1. As a GPE Youth Champion, you tirelessly highlight the power of education to enable people to have a voice and be heard. You have also previously mentioned how education helped you overcome being forcefully conscripted as a child soldier. Can you tell us a bit more about that journey?
In 1997, the war in Sierra Leone stole my family and robbed me of my childhood. At five years old, I was forced to carry an AK-47 for almost five years with the RUF [Revolutionary United Front] as a child soldier. When the war ended, I was illiterate, homeless and poor. At 10, I started going to school because it was the safest place for me to be; I had a roof over my head and I felt protected, safe and wanted. I had nothing left to lose and I clung to the idea of becoming someone, a priest, a doctor or a lawyer.
2. Can you explain a bit more about the link between education and empowerment?
The knowledge and the ability to think critically, analyze and act is the most powerful weapon that anyone could ever have. I have that weapon; I have the sort of power that can never be taken, stolen, or destroyed: my education. There is no greater empowerment than the education I have received, an education that has imbued me with the duty and responsibility to challenge, question and help rebuild institutions that have rarely existed for people like me. The outcome of the journey of becoming the master of my own fate could not have happened if I did not receive the education I now have.
3. As an international advocate for education, you have taken part in the ongoing conversations on the improvement of education systems in the global south. In your view, what is GPE’s added value in this area?
GPE's added value is that they mobilize funds and partnerships to drive meaningful change, support leaders in partner countries, and provide innovative technical support to improve education systems and ensure that every child can access education and keep learning, even in the face of adversity. This approach has led to 160 million more children enrolling in school and doubled girls’ enrollment in GPE partner countries.

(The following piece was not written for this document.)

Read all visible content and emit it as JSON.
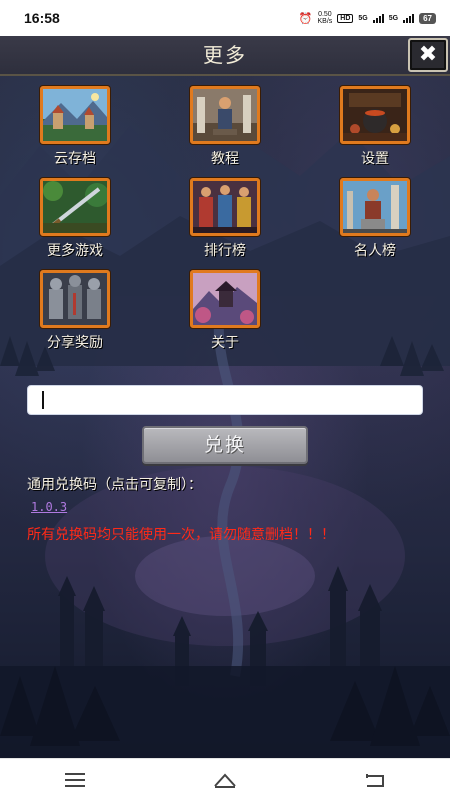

In my case, it was thanks to fortuitous connections that I got an education, but we cannot build nations on chance. We cannot leave it up to fate that children will meet the right circumstances that will enable them to realize their rights. GPE works at the systems level to ensure that every child has access to education because it should not be by chance that children go to school and have the opportunity to fulfill their potential.